▸ **Task requirements**
Scan the listing below for the string "ubijena" and copy each line where it turns up.

▸ **Extracted information**
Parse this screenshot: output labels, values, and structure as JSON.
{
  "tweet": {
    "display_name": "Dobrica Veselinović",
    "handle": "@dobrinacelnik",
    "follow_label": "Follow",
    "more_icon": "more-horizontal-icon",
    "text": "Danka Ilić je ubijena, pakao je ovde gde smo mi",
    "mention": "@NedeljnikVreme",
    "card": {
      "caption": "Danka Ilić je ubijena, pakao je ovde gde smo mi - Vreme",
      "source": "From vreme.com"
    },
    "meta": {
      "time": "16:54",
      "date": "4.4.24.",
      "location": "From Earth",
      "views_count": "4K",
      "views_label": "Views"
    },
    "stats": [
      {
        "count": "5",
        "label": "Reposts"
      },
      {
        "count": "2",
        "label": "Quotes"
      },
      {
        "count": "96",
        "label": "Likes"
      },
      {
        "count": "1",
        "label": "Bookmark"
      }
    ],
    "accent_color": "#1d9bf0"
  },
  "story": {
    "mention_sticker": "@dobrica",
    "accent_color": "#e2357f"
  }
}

▸ **Task answer**
    "text": "Danka Ilić je ubijena, pakao je ovde gde smo mi",
      "caption": "Danka Ilić je ubijena, pakao je ovde gde smo mi - Vreme",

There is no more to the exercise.